    All outbound frames from the guest operating system will be transmitted (to the guest operating system perspective) but will be drop by the vNIC/vSwitch! 
My additional remarks in red to correct the statement.

My conclusion is "if you set the MAC Address Changes to Reject and the guest operating system changes the MAC address of the adapter to anything other than what is in the .vmx configuration file, all traffic originated from the guest operating system or all external traffic toward the guest operating system vNIC will be drop by the vNIC/vSwitch that the virtual machine is connected to". 


Changing the Forged Transmit to Reject

By changing the Forged Transmit to Reject and changing the virtual machine MAC address, the following is observed.
  • The Network Media State is Enabled.
  • No network packets can be sent from the virutal machine.
  • No network packets received for the virtual machine.
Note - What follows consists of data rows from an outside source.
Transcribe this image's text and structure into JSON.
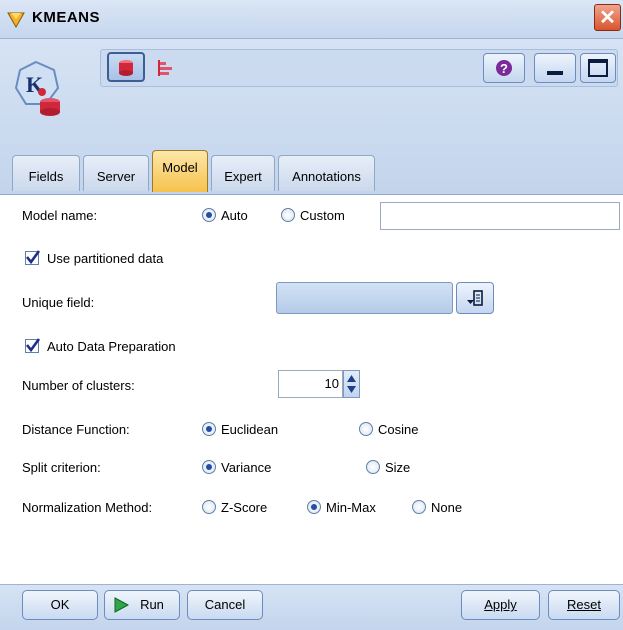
{
  "window": {
    "title": "KMEANS",
    "close_glyph": "✕"
  },
  "tabs": [
    {
      "label": "Fields"
    },
    {
      "label": "Server"
    },
    {
      "label": "Model"
    },
    {
      "label": "Expert"
    },
    {
      "label": "Annotations"
    }
  ],
  "model": {
    "model_name_label": "Model name:",
    "auto_label": "Auto",
    "custom_label": "Custom",
    "custom_value": "",
    "model_name_selected": "Auto",
    "use_partitioned_label": "Use partitioned data",
    "use_partitioned_checked": true,
    "unique_field_label": "Unique field:",
    "unique_field_value": "",
    "auto_prep_label": "Auto Data Preparation",
    "auto_prep_checked": true,
    "num_clusters_label": "Number of clusters:",
    "num_clusters_value": "10",
    "distance_label": "Distance Function:",
    "distance_options": [
      "Euclidean",
      "Cosine"
    ],
    "distance_selected": "Euclidean",
    "split_label": "Split criterion:",
    "split_options": [
      "Variance",
      "Size"
    ],
    "split_selected": "Variance",
    "norm_label": "Normalization Method:",
    "norm_options": [
      "Z-Score",
      "Min-Max",
      "None"
    ],
    "norm_selected": "Min-Max"
  },
  "footer": {
    "ok": "OK",
    "run": "Run",
    "cancel": "Cancel",
    "apply": "Apply",
    "reset": "Reset"
  },
  "icons": {
    "help": "help-icon",
    "minimize": "minimize-icon",
    "maximize": "maximize-icon",
    "database": "database-icon",
    "chart": "bar-chart-icon"
  },
  "colors": {
    "active_tab": "#f6c24d",
    "chrome": "#c9daf0"
  }
}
Conclusion on Forged Transmit to Reject


By using Wireshark, some network broadcast packet is captured.  Yes, this means that external traffic from vSwitch to the vNIC is not blocked.   And the answer to why the Received packet is still pointing at 120 is because that this broadcast packet is not for the guest operating system, hence no count to the packet received counter (in Bytes) to the guest operating system.
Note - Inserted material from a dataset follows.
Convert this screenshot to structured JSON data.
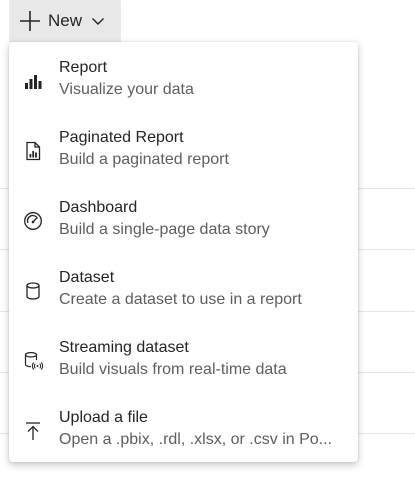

Done a ping test and managed to capture the ping test in the guest vNIC.


Done a sniff at the vSwitch level.  Did not observe the ping packet.  Therefore, the packet never reach the vSwitch.


To recap the statement on Forged Transmits
  • Reject - Any outbound frame with a source MAC address that is different from the one currently set on the adapter are dropped at the vNIC.
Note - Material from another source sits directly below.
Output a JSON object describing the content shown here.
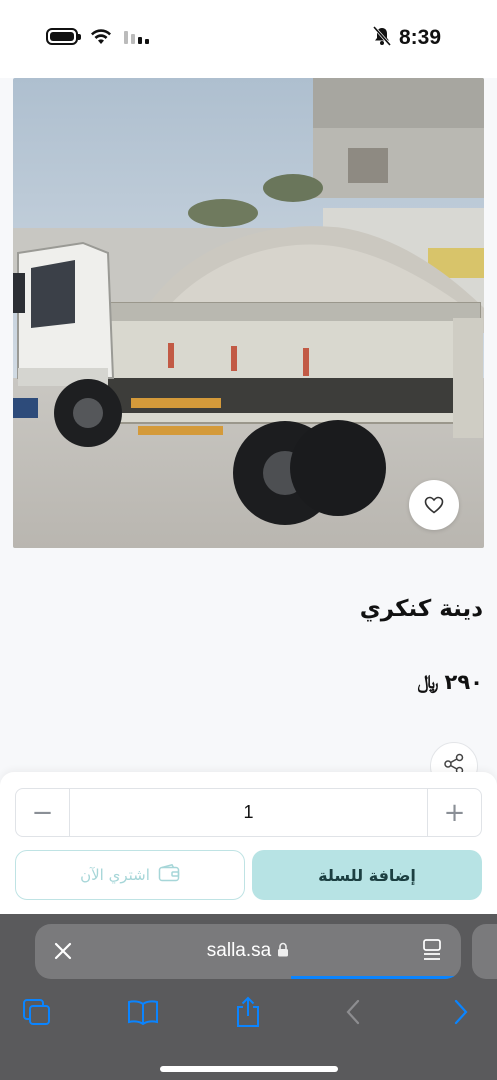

    Outbound frame refer to packet sending out from the guest operating system to the vSwitch.

Test Summary

I don't understand why vmware implement "MAC Address Changes" and "Forged Transmits" which created some confusion.  I think if we are able to combine both together into one "MAC Address Changes", the picture will be clearer.  But too bad, now we will have to leave with both.  

What most people will do if they are changing the MAC Address of the guest operating system from the default(auto gen), they will have to enable both setting to Accept. Is a fact, both must be set to Accept for any MAC Address changes to work.  So if that is the case, why split the traffic to Inbound and Outbound?  May be there are some other applications of such implementation that require one setting to Accept and one setting to Reject.  But I just can't think of any.

I can't tell in this case which is the component that drop the traffic.  It could be the vNIC and it could be the vSwitch.  I can only figure out that it happen some where between the vNIC and the vSwitch.
      guest OS <a----b>  vNIC <c-----d>  vSwitch <e----f> pNIC

The traffic either drop at point "c" or at point "d".  If it drop at point "c" that will means the vNIC drop the packet.  If it drop at point "d", it will means the vSwitch drop the packet.  I can't prove further on this as there are no ways that I could sniff the traffic inbetween point c and d.

Nevertheless, be it be point c or point d, based on my test we are able to draw some conclusion based on the behaviour.

When MAC Address Changes is set to Reject.  And when the MAC address that is different from the one currently set on the adapter by the .vmx file,
  • all outgoing traffic from the guest operating system will be drop.
  • all incoming traffic to the guest operating system will be drop.    
  • the guest vNIC is still enabled and connnected.
When Forged Transmits is set to Reject.  And when the MAC address that is different from the one currently sent on the adapter by the .vmx file,
  • all outgoing traffic from the guest operating system will be drop.
  • all incoming traffic to the guest operating system is accepted.
  • the guest vNIC is still enabled and connected.

In short,

MAC Address Changes set to Reject  - vNIC drop all traffic.
Forged Transmit set to Reject             - vNIC drop outgoing traffic only.













1 comment:

  1. Hi

    I did the same thing you did here.

    In my case, Forged Transmit set to Reject = vNIC drop all traffic

    ReplyDelete